After more than 25 years of developing our experience in securing the Internet, we know that there is no silver bullet, no one single control that is adequately going to protect a device. We know that security is a multi-layered approach. It starts when devices are powered up, when trusted communication paths are established, when data is transmitted and stored securely.
Security must be addressed throughout the device lifecycle, not just limited to an initial design, but evolving as knowledge is gained, standards are adopted, and adapting to the operational (threat) environment.
When power is first introduced to the device, the authenticity and integrity of the software on the device should be verified using cryptographically generated digital signatures. This could be an MD5 checksum, our specially-coded tags inserted into the binary image. In much the same way that a person signs a cheque or a legal document, a digital signature attached to the software image and verified by the device ensures that only the software that has been authorized to run on that device, and signed by the entity that authorized it, will be loaded. The foundation of trust has been established, but the device still needs protection from various run-time threats and malicious intentions.

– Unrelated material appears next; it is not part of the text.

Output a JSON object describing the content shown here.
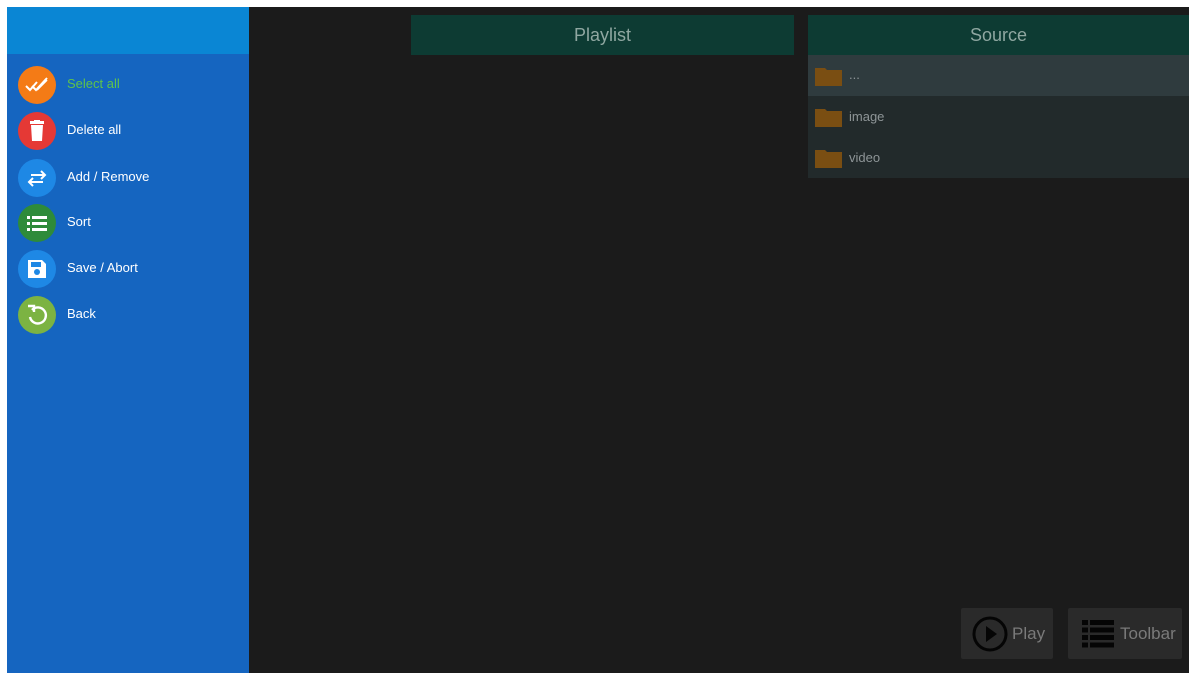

Next, different forms of resource and access control are applied. Mandatory or role-based access controls built into the operating system limit the privileges of device components and applications so they access only the resources they need to do their jobs. If any component is compromised, access control ensures that the intruder has as minimal access to other parts of the system as possible. Device-based access control mechanisms are analogous to network-based access control systems: even if someone managed to steal corporate credentials to gain access to a network, compromised information would be limited to only those areas of the network authorized by those particular credentials. The principle of least privilege dictates that only the minimal access required to perform a function should be authorized in order to minimize the effectiveness of any breach of security.
When the device is plugged into the network, it should authenticate itself prior to receiving or transmitting data. Deeply embedded devices often do not have users sitting behind keyboards, waiting to input the credentials required to access the network. How, then, can we ensure that those devices are identified correctly prior to authorization?
Just as user authentication allows a user to access a corporate network based on user name and password, machine authentication allows a device to access a network based on a similar set of credentials stored in a secure storage area.
Firewalling and IPS
The device also needs a firewall or deep packet inspection capability to control traffic that is destined to terminate at the device. Why is a host-based firewall or IPS required if network-based appliances are in place? Deeply embedded devices have unique protocols, distinct from enterprise IT protocols. For instance, the smart energy grid has its own set of protocols governing how devices talk to each other. That is why industry-specific protocol filtering and deep packet inspection capabilities are needed to identify malicious payloads hiding in non-IT protocols. The device needn’t concern itself with filtering higher-level, common Internet traffic—the network appliances should take care of that—but it does need to filter the specific data destined to terminate on that device in a way that makes optimal use of the limited computational resources available.
Updates and patches
Once the device is in operation, it will start receiving hot patches and software updates. Operators need to roll out patches, and devices need to authenticate them, in a way that does not consume bandwidth or impair the functional safety of the device. It’s one thing when Microsoft sends updates to Windows® users and ties up their laptops for 15 minutes. It’s quite another when thousands of devices in the field are performing critical functions or services and are dependent on security patches to protect against the inevitable vulnerability that escapes into the wild. Software updates and security patches must be delivered in a way that conserves the limited bandwidth and intermittent connectivity of an embedded device and absolutely eliminates the possibility of compromising functional safety.
IT STARTS IN THE OS
Security cannot be thought of as an add-on to a device, but rather as integral to the device’s reliable functioning. Software security controls need to be introduced at the operating system level, take advantage of the hardware security capabilities now entering the market, and extend up through the device stack to continuously maintain the trusted computing base. Building security in at the OS level takes the onus off device designers and developers to configure systems to mitigate threats and ensure their platforms are safe.
THE END-TO-END SECURITY SOLUTION
Security at both the device and network levels is critical to the operation of IoT. The same intelligence that enables devices to perform their tasks must also enable them to recognize and counteract threats. Fortunately, this does not require a revolutionary approach, but rather an evolution of measures that have proven successful in IT networks, adapted to the challenges of IoT and to the constraints of connected devices. Instead of searching for a solution that does not yet exist, or proposing a revolutionary approach to security, focus instead on delivering the current state-of-the-art IT security controls, optimized for the new and extremely complex embedded applications driving the Internet of Things.